fashionable today in India. In our target segment, seven out of ten people now indulge in some kind of physical activity compared to just one in ten in 1995. Price sensitivity has also declined considerably. Today consumers want value for money products and are willing to shell out more for the product they want. How would you look back over the years … It's been ten years now. The first three years were very difficult creating and laying the foundation for the organisation, and in trying to figure out the right marketing mix. We were one of the first MNCs that came in post liberalisation to have posted a profit — and that was in 1999. And we have been making profits ever since. Considering you want to be eventually seen as a serious player in the sports/training shoes segment, what are you doing to grow the market in terms of promoting fitness/sports consciousness among consumers in the country? When we launched in India, fitness was a very nascent industry and people bought our products more for the American brand image, fashion and comfort. Over the years while we have retained our position as a fashionable brand, a sizeable portion of our consumer base buys the products for indulging in some form of fitness activity. The fitness industry is constantly evolving and is widely researched. New methods of calisthenics are fast attaining popularity. The company frequently invites visitors from abroad, to share global perspectives on fitness and conduct the Reebok Resolution with the Indian fitness fraternity at large. Reebok has not only been instrumental in redefining the attitude of fitness in India but also increasingly made it a career choice for women instructors and maintained global leadership in training across the board. What is your vision for the Reebok brand in India? Brands are here to stay. Investment in building a strong brand is a means of securing your sales and business for the future. As products get more and more commoditised and consumer choices soar, branding will provide the key differentiation to break through the clutter. Fitness will be the key driver in lifestyles, and Reebok is undoubtedly the fitness enabler in the country. To inspire Indians at large to lead a fit lifestyle is our goal and vision. The sales of our products will follow on their own, as we focus on our goal.

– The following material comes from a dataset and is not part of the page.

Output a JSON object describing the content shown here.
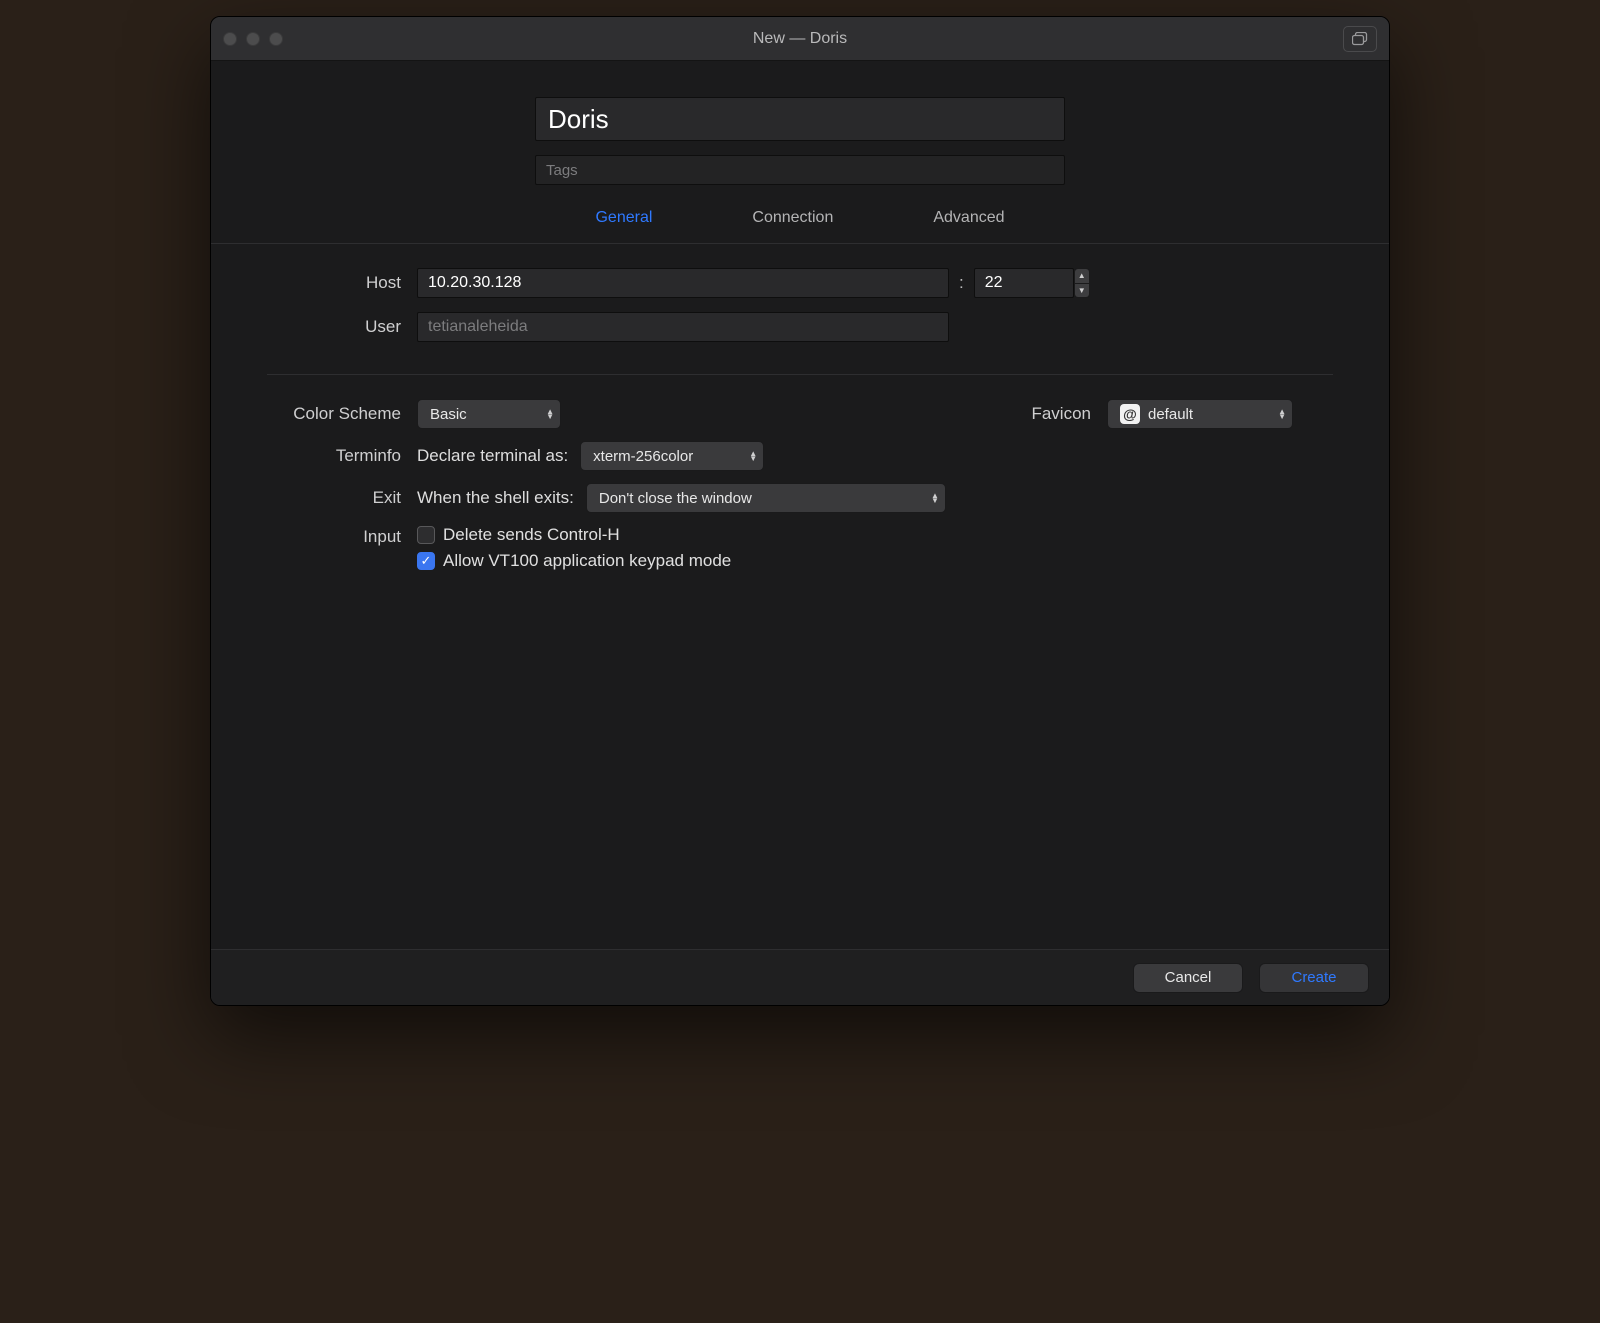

FITNESS AS A LIFESTYLE: Subhinder Singh Prem of Reebok India

THIRTY SEVEN year-old Subhinder Singh Prem who has been with Reebok India Company since it set shop in the year 1995, and who recently participated in the Delhi half-marathon run, talks about his vision for the company with Anu Saraf. Prem became managing director in 2003 and since then, the chain has grown from 65 stores to 180-plus. And its turnover has increased from $36 million to over $91 million. Subhinder Singh Prem spoke to Anu Saraf about Reebok. What have been the paradigm shifts in marketing sports shoes and apparel to Indian consumers since the time Reebok came into the market? The most noticeable shift has been that sports itself has become

ity of football and basketball enjoyed by Reebok, Adidas-Salomon bid $3.8 billion in early August 2004 to acquire the latter. This deal has created a $11 billion sportsOn the Web Reebok:

wear giant and poses a formidable threat to arch rival Nike. Post its acquisition by Adidas, nothing has really changed for the company in India as far as its strategy is concerned. Insists Prem,”The acquisition process that is scheduled to start in the month of March 2006 will first be heralded in its American

and European offices. I believe that we shall be integrated with the company after that process is over.” Whatever happens to the combine's overseas operations, given Reebok's marketing success in India, it is doubtful if the new major will deviate sharply from strategies that have trod well along the path of success.